South African bluetooth-tracking startup Leash is calling for testers of its belongings-tracing solution as it enters a closed beta phase ahead of an official launch.
The Leash device is attached to a user’s personal belongings to keep track of the items’ whereabouts. The device is paired with the Leash smartphone app via a low power bluetooth connection.
Should an item go missing, the Leash device will talk to other Leash devices or users nearby, effectively crowdsourcing information about its last known location to help reunite the item with its owner.
According to Leash founder Mark Allewell, the solution is inspired by the growing traction of the internet of things worldwide.
“We live in a connected world. Not only are we talking to one another, but our devices talk to one another as well. You can use Leash, for example, to let you know when the device leaves a certain location; pop one in your wife’s handbag while you’re at a restaurant. If the bag moves, you’ll instantly be alerted,” Allewell says.
The startup is looking for testers of the product before its commercial launch, with 1,000 devices already ready for testing, and plans to get a further 15,000 into the field following initial testers’ feedback.
Allewell also plans to expand the concept to provide anonymised location-based data in high-risk areas; and even hopes to eventually embed the technology in actual items, without requiring a device to be attached.
“We’ll warn users when they visit a high loss area, for example, so they’ll know to keep an eye on their handbag a little bit more than usual,” he explains.
Allewell says he is looking to white label the locally designed Leash hardware and application to allow South African companies to take ownership of the current gap in the market through their own branding.
“Insurance companies, car manufacturers, even estate agents handing over the keys to new home; the branding potential behind helping clients keep track of the things they really care about is limitless.”
The closed beta will be rolled out over the coming weeks, and those interested in participating can sign up online.

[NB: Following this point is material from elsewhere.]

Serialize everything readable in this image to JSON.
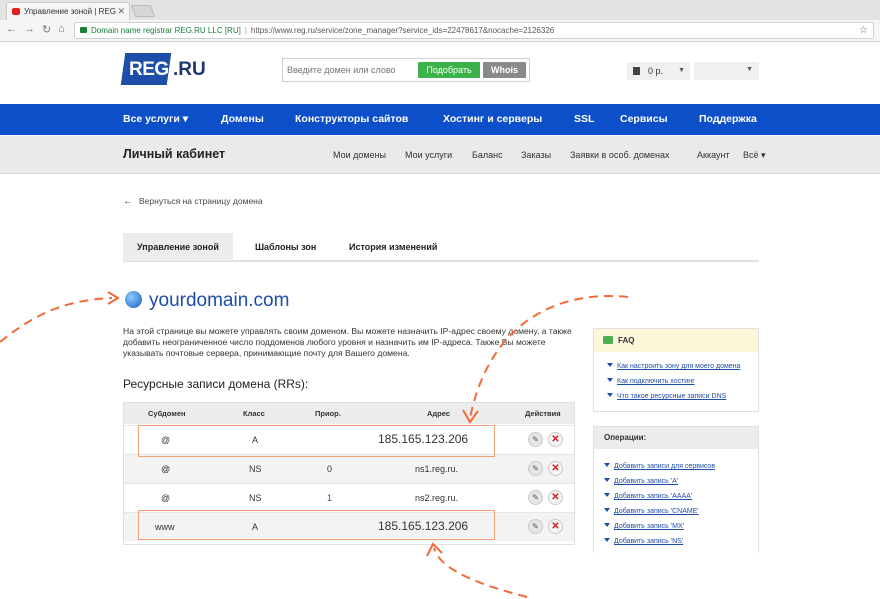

Allewell has launched a number of successful startups in South Africa, including Tourism Radio – a technology hardware company in the travel space; and recently resurrected failed local Uber-rival Zapacab as a white label mobile taxi hailing solution for meter taxis.

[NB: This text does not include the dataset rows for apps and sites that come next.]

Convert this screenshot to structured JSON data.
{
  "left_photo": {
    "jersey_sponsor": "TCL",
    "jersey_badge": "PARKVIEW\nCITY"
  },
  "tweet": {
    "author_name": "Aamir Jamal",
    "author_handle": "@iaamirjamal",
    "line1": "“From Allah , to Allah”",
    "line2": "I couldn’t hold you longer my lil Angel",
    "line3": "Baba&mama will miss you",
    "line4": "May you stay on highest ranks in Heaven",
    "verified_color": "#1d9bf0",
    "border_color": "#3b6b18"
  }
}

In December, Allewell wrote an exclusive guest post for Disrupt Africa, in which he takes a look at funding and whether entrepreneurs overstate its importance at the expense of building their businesses.